This article is only available in the PDF format. Download the PDF to view the article, as well as its associated figures and tables.
This book was written after 14 years of medical research on marine organisms. Dangerous animals are those that bite or are poisonous to man. This is a practical and instructive guide to their identification, world-wide geographical distribution, habits, noxious effects, and the treatment and prevention thereof. The opening chapter is a brief résumé of the manner in which knowledge of dangerous marine organisms has evolved. Following chapters deal with marine animals that bite (sharks, moray eels, and giant clams); those that sting (jellyfish, cone shells, and stingrays); and those that are poisonous to eat. This last chapter is not concerned with illness due to bacterial food poisoning, but rather with marine animals whose flesh may contain toxic substances under certain conditions. Physicians should be particularly interested in the sections on medical aspects which describe types of wounds, symptoms of poisoning, and recommended treatment. The practical value of this book is
Dangerous Marine Animals. JAMA. 1959;170(15):1876. doi:10.1001/jama.1959.03010150120032
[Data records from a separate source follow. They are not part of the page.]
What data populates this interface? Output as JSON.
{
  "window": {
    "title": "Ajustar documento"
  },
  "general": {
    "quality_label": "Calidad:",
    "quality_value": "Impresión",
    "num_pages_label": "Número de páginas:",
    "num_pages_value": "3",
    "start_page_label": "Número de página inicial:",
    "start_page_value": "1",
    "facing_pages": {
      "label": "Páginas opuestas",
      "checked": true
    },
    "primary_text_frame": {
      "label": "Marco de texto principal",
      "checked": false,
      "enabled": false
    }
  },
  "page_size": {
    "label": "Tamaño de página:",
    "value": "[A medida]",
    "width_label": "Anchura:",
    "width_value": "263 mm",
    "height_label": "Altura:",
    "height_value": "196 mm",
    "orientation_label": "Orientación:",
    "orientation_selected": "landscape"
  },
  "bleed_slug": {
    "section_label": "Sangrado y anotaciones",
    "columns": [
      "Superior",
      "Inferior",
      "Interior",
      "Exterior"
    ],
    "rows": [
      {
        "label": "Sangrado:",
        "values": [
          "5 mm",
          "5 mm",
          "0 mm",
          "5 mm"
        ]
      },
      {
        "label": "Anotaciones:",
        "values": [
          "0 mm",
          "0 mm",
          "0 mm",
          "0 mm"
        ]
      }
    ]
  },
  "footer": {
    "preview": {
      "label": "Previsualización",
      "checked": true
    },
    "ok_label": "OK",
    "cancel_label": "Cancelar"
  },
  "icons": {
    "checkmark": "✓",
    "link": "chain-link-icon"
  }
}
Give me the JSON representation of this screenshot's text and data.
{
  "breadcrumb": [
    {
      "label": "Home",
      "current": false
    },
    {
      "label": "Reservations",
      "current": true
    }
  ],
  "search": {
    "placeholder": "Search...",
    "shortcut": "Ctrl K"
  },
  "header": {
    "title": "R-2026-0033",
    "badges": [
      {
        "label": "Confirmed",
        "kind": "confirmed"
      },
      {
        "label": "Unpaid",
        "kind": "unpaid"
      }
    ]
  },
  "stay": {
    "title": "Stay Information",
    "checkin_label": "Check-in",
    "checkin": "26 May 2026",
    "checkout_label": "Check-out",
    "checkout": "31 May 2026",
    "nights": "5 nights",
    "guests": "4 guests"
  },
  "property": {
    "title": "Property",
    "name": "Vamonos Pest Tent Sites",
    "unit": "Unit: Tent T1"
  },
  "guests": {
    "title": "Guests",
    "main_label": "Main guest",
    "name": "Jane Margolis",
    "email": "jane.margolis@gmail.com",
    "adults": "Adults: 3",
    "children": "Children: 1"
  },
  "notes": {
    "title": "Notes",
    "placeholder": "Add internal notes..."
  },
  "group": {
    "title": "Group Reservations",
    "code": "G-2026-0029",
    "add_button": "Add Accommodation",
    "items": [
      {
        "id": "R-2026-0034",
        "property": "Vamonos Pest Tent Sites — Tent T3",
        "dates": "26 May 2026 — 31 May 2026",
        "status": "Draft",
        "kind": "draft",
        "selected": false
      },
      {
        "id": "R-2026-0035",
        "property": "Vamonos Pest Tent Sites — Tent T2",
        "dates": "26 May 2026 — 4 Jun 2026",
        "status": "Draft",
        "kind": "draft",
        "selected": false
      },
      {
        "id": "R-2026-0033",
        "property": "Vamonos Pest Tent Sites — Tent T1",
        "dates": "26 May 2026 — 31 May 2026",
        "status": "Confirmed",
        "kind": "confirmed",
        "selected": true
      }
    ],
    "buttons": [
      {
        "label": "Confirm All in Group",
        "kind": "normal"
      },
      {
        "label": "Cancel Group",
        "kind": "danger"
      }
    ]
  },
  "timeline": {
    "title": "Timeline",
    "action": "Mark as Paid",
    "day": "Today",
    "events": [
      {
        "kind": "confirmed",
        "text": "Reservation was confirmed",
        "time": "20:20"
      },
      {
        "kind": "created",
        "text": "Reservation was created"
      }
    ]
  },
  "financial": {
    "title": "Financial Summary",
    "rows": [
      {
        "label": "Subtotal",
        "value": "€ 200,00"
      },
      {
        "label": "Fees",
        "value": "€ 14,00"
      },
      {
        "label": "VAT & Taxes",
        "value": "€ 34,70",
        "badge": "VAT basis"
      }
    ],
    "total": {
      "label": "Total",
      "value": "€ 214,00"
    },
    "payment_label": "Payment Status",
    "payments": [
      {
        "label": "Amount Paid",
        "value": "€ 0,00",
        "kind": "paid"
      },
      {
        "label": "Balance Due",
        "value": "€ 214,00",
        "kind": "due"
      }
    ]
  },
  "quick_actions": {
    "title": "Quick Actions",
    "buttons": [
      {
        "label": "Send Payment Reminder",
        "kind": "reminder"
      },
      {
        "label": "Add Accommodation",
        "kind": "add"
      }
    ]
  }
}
Customize your JAMA Network experience by selecting one or more topics from the list below.
Create a personal account or sign in to: